Fahim Fazli's screen career was beginning to take off, with roles in blockbusters like Iron Man, when the Afghan-born actor decided it was time to give back to the United States, the country that had taken him in after he fled Russian occupation a quarter of a century earlier.
Staring at his US passport, he wondered: "Do I earn this?"
Fazli, in New Hampshire last week for a book signing for Fahim Speaks: A Warrior-Actor's Odyssey from Afghanistan to Hollywood and Back, went to work as a translator for the US Marines in Helmand Province, Afghanistan.
His wife, his agent and his manager asked him: "What are you doing?" He was established in Hollywood. Besides playing roles on screen, he had advised a team of Hollywood heavyweights including Mike Nichols and Tom Hanks on the film Charlie Wilson's War. Hanks starred in the film as a Texas congressman who partnered with a CIA agent to launch a covert programme to support Afghans fighting against the Soviet occupation.
Afghanistan was one of the most dangerous places in the world.
"I say, 'I would like to pay my dues for this country,"' Fazli said.
So in 2009, Fazli returned to the streets of his childhood.
He spent two years as an interpreter, bridging the tribal culture he was learning in the US Marines with the tribal bedrock that underlies his homeland.

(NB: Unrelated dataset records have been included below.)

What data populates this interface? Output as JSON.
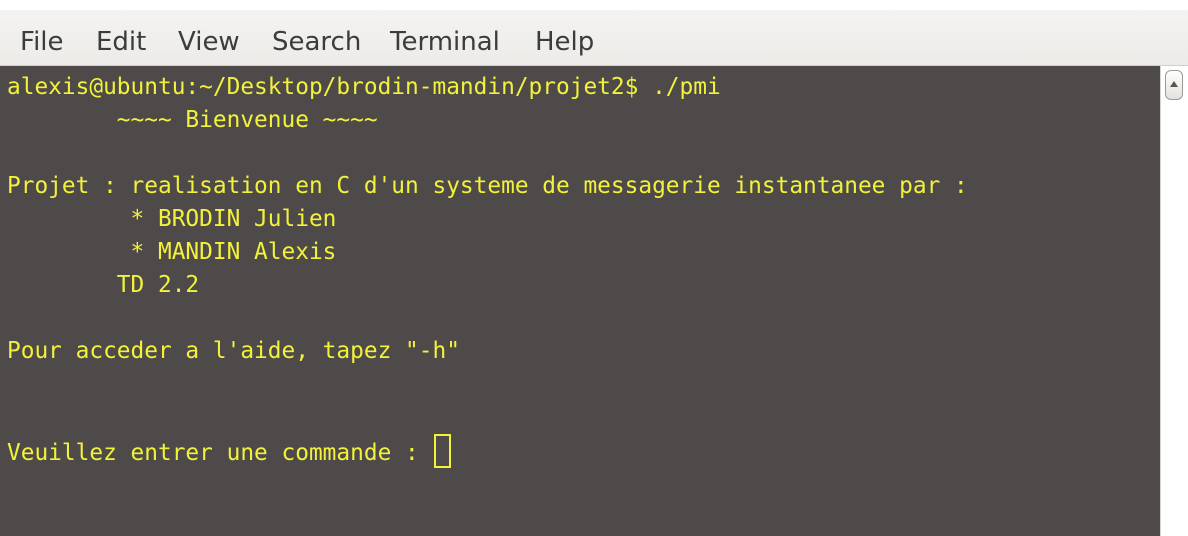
{
  "menubar": {
    "items": [
      "File",
      "Edit",
      "View",
      "Search",
      "Terminal",
      "Help"
    ]
  },
  "terminal": {
    "lines": [
      "alexis@ubuntu:~/Desktop/brodin-mandin/projet2$ ./pmi",
      "        ~~~~ Bienvenue ~~~~",
      "Projet : realisation en C d'un systeme de messagerie instantanee par :",
      "         * BRODIN Julien",
      "         * MANDIN Alexis",
      "        TD 2.2",
      "Pour acceder a l'aide, tapez \"-h\"",
      "Veuillez entrer une commande : "
    ],
    "text_color": "#f2f23a",
    "background_color": "#4f4a4a"
  },
  "scrollbar": {
    "up_icon": "arrow-up-icon"
  }
}
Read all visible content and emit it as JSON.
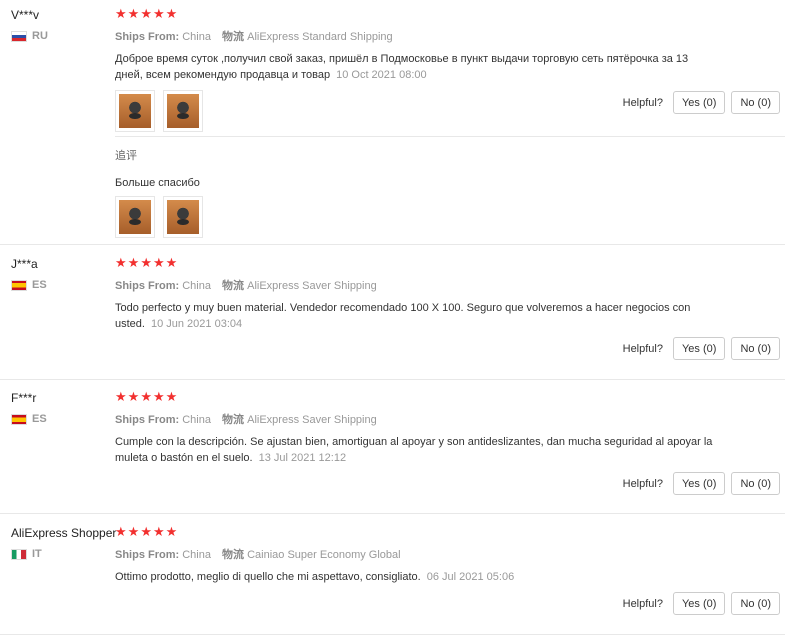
{
  "reviews": [
    {
      "buyer": "V***v",
      "country": "RU",
      "rating": 5,
      "ships_from_label": "Ships From:",
      "ships_from": "China",
      "logistics_label": "物流",
      "logistics": "AliExpress Standard Shipping",
      "text": "Доброе время суток ,получил свой заказ, пришёл в Подмосковье в пункт выдачи торговую сеть пятёрочка за 13 дней, всем рекомендую продавца и товар",
      "date": "10 Oct 2021 08:00",
      "photos": 2,
      "helpful_label": "Helpful?",
      "yes": "Yes (0)",
      "no": "No (0)",
      "append": {
        "label": "追评",
        "text": "Больше спасибо",
        "photos": 2
      }
    },
    {
      "buyer": "J***a",
      "country": "ES",
      "rating": 5,
      "ships_from_label": "Ships From:",
      "ships_from": "China",
      "logistics_label": "物流",
      "logistics": "AliExpress Saver Shipping",
      "text": "Todo perfecto y muy buen material. Vendedor recomendado 100 X 100. Seguro que volveremos a hacer negocios con usted.",
      "date": "10 Jun 2021 03:04",
      "helpful_label": "Helpful?",
      "yes": "Yes (0)",
      "no": "No (0)"
    },
    {
      "buyer": "F***r",
      "country": "ES",
      "rating": 5,
      "ships_from_label": "Ships From:",
      "ships_from": "China",
      "logistics_label": "物流",
      "logistics": "AliExpress Saver Shipping",
      "text": "Cumple con la descripción. Se ajustan bien, amortiguan al apoyar y son antideslizantes, dan mucha seguridad al apoyar la muleta o bastón en el suelo.",
      "date": "13 Jul 2021 12:12",
      "helpful_label": "Helpful?",
      "yes": "Yes (0)",
      "no": "No (0)"
    },
    {
      "buyer": "AliExpress Shopper",
      "country": "IT",
      "rating": 5,
      "ships_from_label": "Ships From:",
      "ships_from": "China",
      "logistics_label": "物流",
      "logistics": "Cainiao Super Economy Global",
      "text": "Ottimo prodotto, meglio di quello che mi aspettavo, consigliato.",
      "date": "06 Jul 2021 05:06",
      "helpful_label": "Helpful?",
      "yes": "Yes (0)",
      "no": "No (0)"
    }
  ],
  "colors": {
    "star": "#f2302f",
    "muted": "#999999",
    "divider": "#e8e8e8"
  }
}
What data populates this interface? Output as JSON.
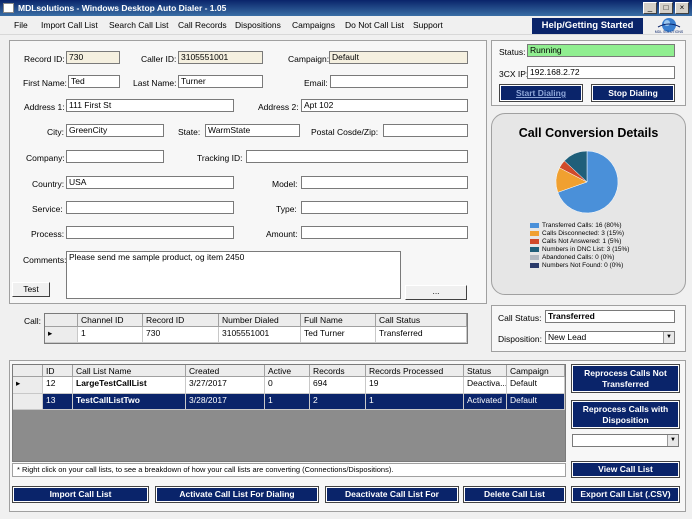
{
  "window": {
    "title": "MDLsolutions - Windows Desktop Auto Dialer - 1.05"
  },
  "menu": {
    "items": [
      "File",
      "Import Call List",
      "Search Call List",
      "Call Records",
      "Dispositions",
      "Campaigns",
      "Do Not Call List",
      "Support"
    ],
    "help_label": "Help/Getting Started",
    "logo_text": "MDL SOLUTIONS"
  },
  "form": {
    "record_id_label": "Record ID:",
    "record_id": "730",
    "caller_id_label": "Caller ID:",
    "caller_id": "3105551001",
    "campaign_label": "Campaign:",
    "campaign": "Default",
    "first_name_label": "First Name:",
    "first_name": "Ted",
    "last_name_label": "Last Name:",
    "last_name": "Turner",
    "email_label": "Email:",
    "email": "",
    "address1_label": "Address 1:",
    "address1": "111 First St",
    "address2_label": "Address 2:",
    "address2": "Apt 102",
    "city_label": "City:",
    "city": "GreenCity",
    "state_label": "State:",
    "state": "WarmState",
    "zip_label": "Postal Cosde/Zip:",
    "zip": "",
    "company_label": "Company:",
    "company": "",
    "tracking_label": "Tracking ID:",
    "tracking": "",
    "country_label": "Country:",
    "country": "USA",
    "model_label": "Model:",
    "model": "",
    "service_label": "Service:",
    "service": "",
    "type_label": "Type:",
    "type": "",
    "process_label": "Process:",
    "process": "",
    "amount_label": "Amount:",
    "amount": "",
    "comments_label": "Comments:",
    "comments": "Please send me sample product, og item 2450",
    "test_button": "Test",
    "ellipsis_button": "...",
    "call_label": "Call:"
  },
  "call_grid": {
    "columns": [
      "Channel ID",
      "Record ID",
      "Number Dialed",
      "Full Name",
      "Call Status"
    ],
    "rows": [
      [
        "1",
        "730",
        "3105551001",
        "Ted  Turner",
        "Transferred"
      ]
    ]
  },
  "status_panel": {
    "status_label": "Status:",
    "status": "Running",
    "ip_label": "3CX IP:",
    "ip": "192.168.2.72",
    "start_button": "Start Dialing",
    "stop_button": "Stop Dialing"
  },
  "chart_data": {
    "type": "pie",
    "title": "Call Conversion Details",
    "slices": [
      {
        "label": "Transferred Calls: 16 (80%)",
        "value": 16,
        "color": "#4a90d9"
      },
      {
        "label": "Calls Disconnected: 3 (15%)",
        "value": 3,
        "color": "#f0a030"
      },
      {
        "label": "Calls Not Answered: 1 (5%)",
        "value": 1,
        "color": "#d04a2a"
      },
      {
        "label": "Numbers in DNC List: 3 (15%)",
        "value": 3,
        "color": "#1f5f7a"
      },
      {
        "label": "Abandoned Calls: 0 (0%)",
        "value": 0,
        "color": "#b0b8c0"
      },
      {
        "label": "Numbers Not Found: 0 (0%)",
        "value": 0,
        "color": "#2a3a6a"
      }
    ]
  },
  "disposition_panel": {
    "call_status_label": "Call Status:",
    "call_status": "Transferred",
    "disposition_label": "Disposition:",
    "disposition": "New Lead"
  },
  "call_lists": {
    "columns": [
      "ID",
      "Call List Name",
      "Created",
      "Active",
      "Records",
      "Records Processed",
      "Status",
      "Campaign"
    ],
    "rows": [
      [
        "12",
        "LargeTestCallList",
        "3/27/2017",
        "0",
        "694",
        "19",
        "Deactiva...",
        "Default"
      ],
      [
        "13",
        "TestCallListTwo",
        "3/28/2017",
        "1",
        "2",
        "1",
        "Activated",
        "Default"
      ]
    ],
    "hint": "* Right click on your call lists, to see a breakdown of how your call lists are converting (Connections/Dispositions)."
  },
  "side_buttons": {
    "reprocess_not_transferred": "Reprocess Calls Not Transferred",
    "reprocess_with_disposition": "Reprocess Calls with Disposition",
    "view_call_list": "View Call List",
    "export_call_list": "Export Call List (.CSV)"
  },
  "bottom_buttons": {
    "import": "Import Call List",
    "activate": "Activate Call List For Dialing",
    "deactivate": "Deactivate Call List For",
    "delete": "Delete Call List"
  },
  "colors": {
    "navy": "#0a246a",
    "running_green": "#90ee90",
    "selected_row": "#0a246a"
  }
}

By knowing the customs, knowing how Afghans treat people they trust - and those they don't - he thought he could make a difference.
"If they don't understand each other," he said, "they're going to shoot each other. They're going to kill each other."
Some moments were easy: He taught the US Marines to keep a piece of candy, a pencil or a pad of paper in their gear when they went out in the streets: cheap gifts for the children. Fazli, charismatic and quick to laugh, also found ways to skirt the pitfalls. If an Afghan elder used colourful terms to describe a US Marine officer, Fazli would sanitise it in translation.
"Of course I use a little acting skill to translate it the right way so this party doesn't get hurt and this party doesn't get hurt," he said.
If acting helped his translation, his work in Afghanistan helped the 48-year-old Fazli develop his career, especially in war films and, he freely admits, playing a Middle Eastern terrorist. He had a role in the Oscar-winning film Argo and recently finished filming American Sniper under Clint Eastwood's direction.
With wavy black hair, a thick beard, dark complexion and intense eyes, he can convey pure menace when he shuts off his easy smile. But he doesn't mind being typecast.
"I want to introduce all those close-minded [people] who have hijacked the religion and become a sociopath," he said.
"The reason I'm doing this is to show them how evil they are being a terrorist. And I enjoy it. I like to introduce their real colours."